What to do:
Output each line of the data below exactly, omitting any image.

Material to process:
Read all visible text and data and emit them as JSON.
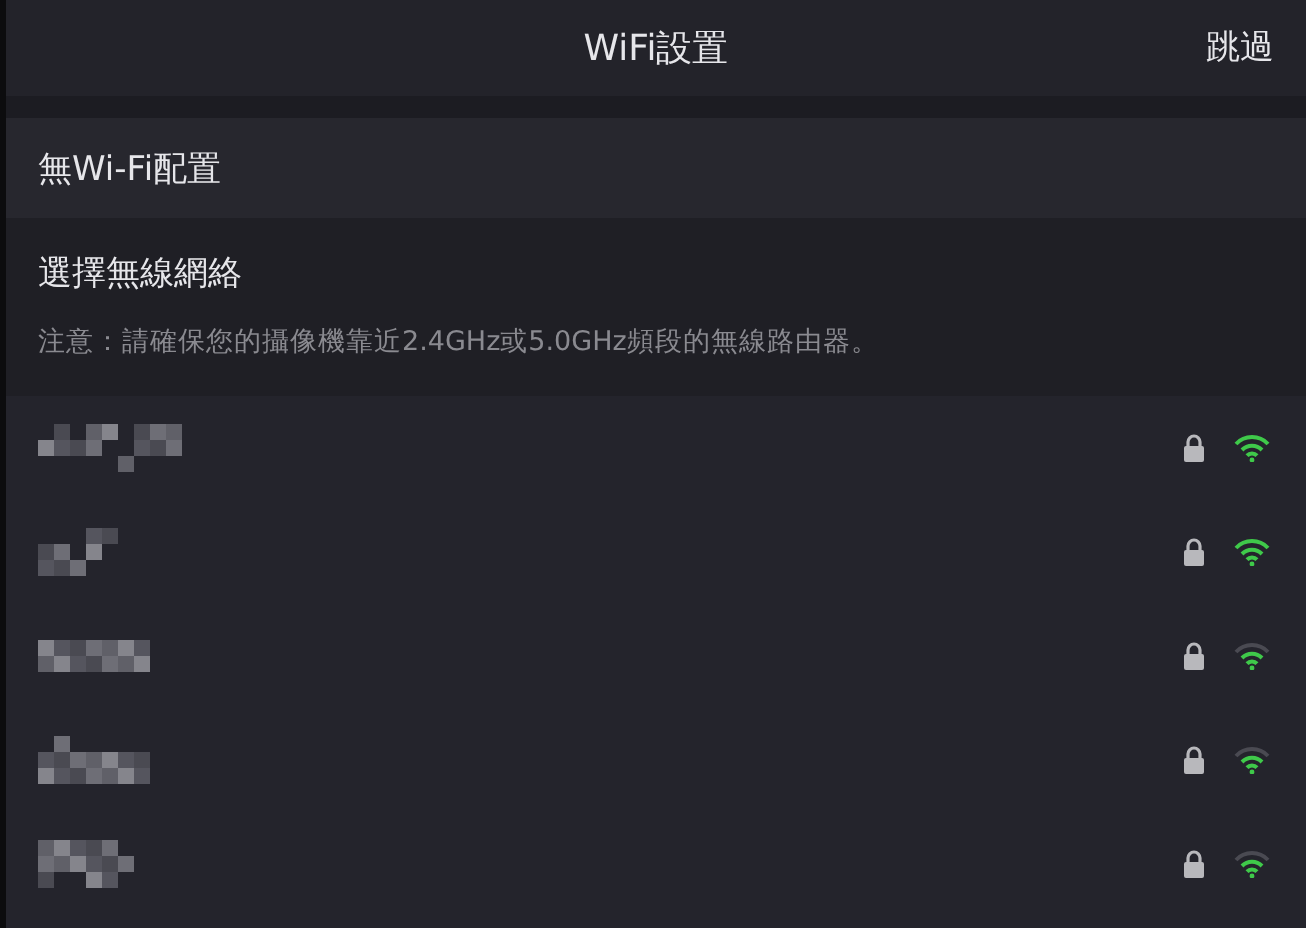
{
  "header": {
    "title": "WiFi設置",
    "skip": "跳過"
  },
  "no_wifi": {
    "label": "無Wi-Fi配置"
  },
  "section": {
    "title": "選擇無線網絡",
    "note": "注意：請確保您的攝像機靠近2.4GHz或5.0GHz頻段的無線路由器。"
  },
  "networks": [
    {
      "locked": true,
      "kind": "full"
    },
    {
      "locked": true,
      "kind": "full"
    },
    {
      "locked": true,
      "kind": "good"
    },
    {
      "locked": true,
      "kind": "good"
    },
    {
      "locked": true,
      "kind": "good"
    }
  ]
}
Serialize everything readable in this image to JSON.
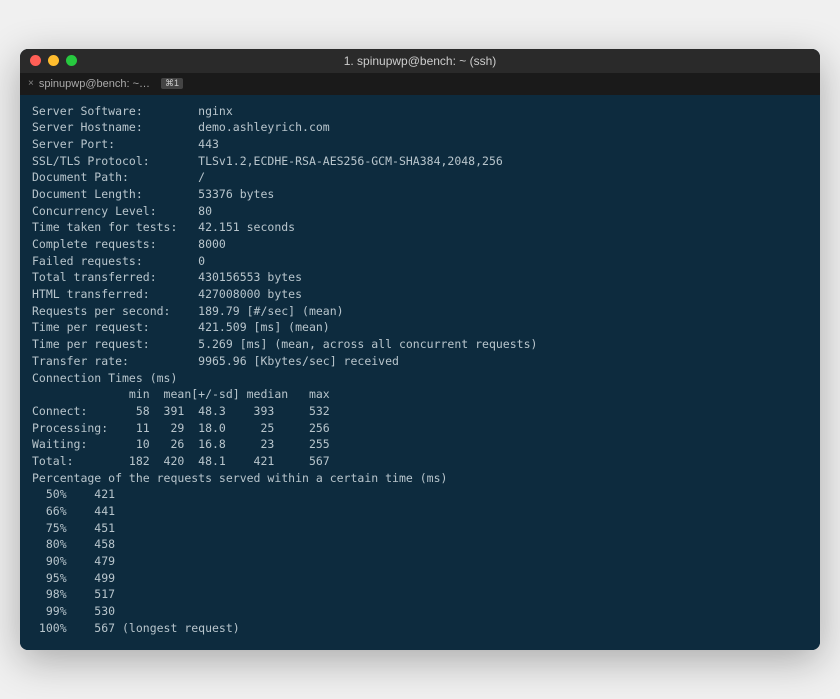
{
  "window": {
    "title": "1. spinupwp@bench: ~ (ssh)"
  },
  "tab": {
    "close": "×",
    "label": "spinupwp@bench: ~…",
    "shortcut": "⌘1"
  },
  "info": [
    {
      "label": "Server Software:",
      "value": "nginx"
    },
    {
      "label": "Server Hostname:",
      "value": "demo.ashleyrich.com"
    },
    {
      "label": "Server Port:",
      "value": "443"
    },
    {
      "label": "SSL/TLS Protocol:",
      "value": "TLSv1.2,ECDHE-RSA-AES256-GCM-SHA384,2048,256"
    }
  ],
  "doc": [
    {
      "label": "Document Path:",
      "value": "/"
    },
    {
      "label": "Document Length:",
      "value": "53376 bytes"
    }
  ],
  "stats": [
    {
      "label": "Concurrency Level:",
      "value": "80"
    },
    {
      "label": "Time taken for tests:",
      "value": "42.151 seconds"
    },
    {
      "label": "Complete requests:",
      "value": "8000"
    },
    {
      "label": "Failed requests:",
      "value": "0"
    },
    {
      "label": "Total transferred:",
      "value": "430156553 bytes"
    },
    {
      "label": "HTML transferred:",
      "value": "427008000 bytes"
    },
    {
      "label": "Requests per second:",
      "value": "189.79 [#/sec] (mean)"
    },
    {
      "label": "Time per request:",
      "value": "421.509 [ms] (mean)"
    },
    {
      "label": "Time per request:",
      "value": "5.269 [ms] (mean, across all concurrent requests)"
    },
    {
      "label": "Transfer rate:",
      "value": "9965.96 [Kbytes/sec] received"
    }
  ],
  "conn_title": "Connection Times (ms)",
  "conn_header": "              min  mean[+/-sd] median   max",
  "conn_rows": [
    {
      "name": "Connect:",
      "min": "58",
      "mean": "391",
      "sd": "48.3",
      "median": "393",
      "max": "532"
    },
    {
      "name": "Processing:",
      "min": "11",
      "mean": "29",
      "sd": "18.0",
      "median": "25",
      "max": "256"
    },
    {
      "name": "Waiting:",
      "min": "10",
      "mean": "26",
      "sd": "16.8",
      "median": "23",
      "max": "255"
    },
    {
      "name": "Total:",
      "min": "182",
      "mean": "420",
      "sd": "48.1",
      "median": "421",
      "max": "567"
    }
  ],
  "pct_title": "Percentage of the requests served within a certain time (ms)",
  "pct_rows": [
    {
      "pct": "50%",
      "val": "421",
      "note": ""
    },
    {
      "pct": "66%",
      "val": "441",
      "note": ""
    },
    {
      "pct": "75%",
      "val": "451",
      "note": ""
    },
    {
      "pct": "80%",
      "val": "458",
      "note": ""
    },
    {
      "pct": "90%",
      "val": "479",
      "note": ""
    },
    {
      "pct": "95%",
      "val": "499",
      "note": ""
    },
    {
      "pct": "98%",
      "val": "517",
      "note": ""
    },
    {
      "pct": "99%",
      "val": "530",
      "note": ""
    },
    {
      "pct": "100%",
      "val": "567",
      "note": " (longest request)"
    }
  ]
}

Task output:
Read all visible text and data and emit them as JSON.
{
  "header": {
    "title": "WiFi設置",
    "skip": "跳過"
  },
  "no_wifi": {
    "label": "無Wi-Fi配置"
  },
  "section": {
    "title": "選擇無線網絡",
    "note": "注意：請確保您的攝像機靠近2.4GHz或5.0GHz頻段的無線路由器。"
  },
  "networks": [
    {
      "locked": true,
      "kind": "full"
    },
    {
      "locked": true,
      "kind": "full"
    },
    {
      "locked": true,
      "kind": "good"
    },
    {
      "locked": true,
      "kind": "good"
    },
    {
      "locked": true,
      "kind": "good"
    }
  ]
}
Serialize everything readable in this image to JSON.
{
  "window": {
    "title": "1. spinupwp@bench: ~ (ssh)"
  },
  "tab": {
    "close": "×",
    "label": "spinupwp@bench: ~…",
    "shortcut": "⌘1"
  },
  "info": [
    {
      "label": "Server Software:",
      "value": "nginx"
    },
    {
      "label": "Server Hostname:",
      "value": "demo.ashleyrich.com"
    },
    {
      "label": "Server Port:",
      "value": "443"
    },
    {
      "label": "SSL/TLS Protocol:",
      "value": "TLSv1.2,ECDHE-RSA-AES256-GCM-SHA384,2048,256"
    }
  ],
  "doc": [
    {
      "label": "Document Path:",
      "value": "/"
    },
    {
      "label": "Document Length:",
      "value": "53376 bytes"
    }
  ],
  "stats": [
    {
      "label": "Concurrency Level:",
      "value": "80"
    },
    {
      "label": "Time taken for tests:",
      "value": "42.151 seconds"
    },
    {
      "label": "Complete requests:",
      "value": "8000"
    },
    {
      "label": "Failed requests:",
      "value": "0"
    },
    {
      "label": "Total transferred:",
      "value": "430156553 bytes"
    },
    {
      "label": "HTML transferred:",
      "value": "427008000 bytes"
    },
    {
      "label": "Requests per second:",
      "value": "189.79 [#/sec] (mean)"
    },
    {
      "label": "Time per request:",
      "value": "421.509 [ms] (mean)"
    },
    {
      "label": "Time per request:",
      "value": "5.269 [ms] (mean, across all concurrent requests)"
    },
    {
      "label": "Transfer rate:",
      "value": "9965.96 [Kbytes/sec] received"
    }
  ],
  "conn_title": "Connection Times (ms)",
  "conn_header": "              min  mean[+/-sd] median   max",
  "conn_rows": [
    {
      "name": "Connect:",
      "min": "58",
      "mean": "391",
      "sd": "48.3",
      "median": "393",
      "max": "532"
    },
    {
      "name": "Processing:",
      "min": "11",
      "mean": "29",
      "sd": "18.0",
      "median": "25",
      "max": "256"
    },
    {
      "name": "Waiting:",
      "min": "10",
      "mean": "26",
      "sd": "16.8",
      "median": "23",
      "max": "255"
    },
    {
      "name": "Total:",
      "min": "182",
      "mean": "420",
      "sd": "48.1",
      "median": "421",
      "max": "567"
    }
  ],
  "pct_title": "Percentage of the requests served within a certain time (ms)",
  "pct_rows": [
    {
      "pct": "50%",
      "val": "421",
      "note": ""
    },
    {
      "pct": "66%",
      "val": "441",
      "note": ""
    },
    {
      "pct": "75%",
      "val": "451",
      "note": ""
    },
    {
      "pct": "80%",
      "val": "458",
      "note": ""
    },
    {
      "pct": "90%",
      "val": "479",
      "note": ""
    },
    {
      "pct": "95%",
      "val": "499",
      "note": ""
    },
    {
      "pct": "98%",
      "val": "517",
      "note": ""
    },
    {
      "pct": "99%",
      "val": "530",
      "note": ""
    },
    {
      "pct": "100%",
      "val": "567",
      "note": " (longest request)"
    }
  ]
}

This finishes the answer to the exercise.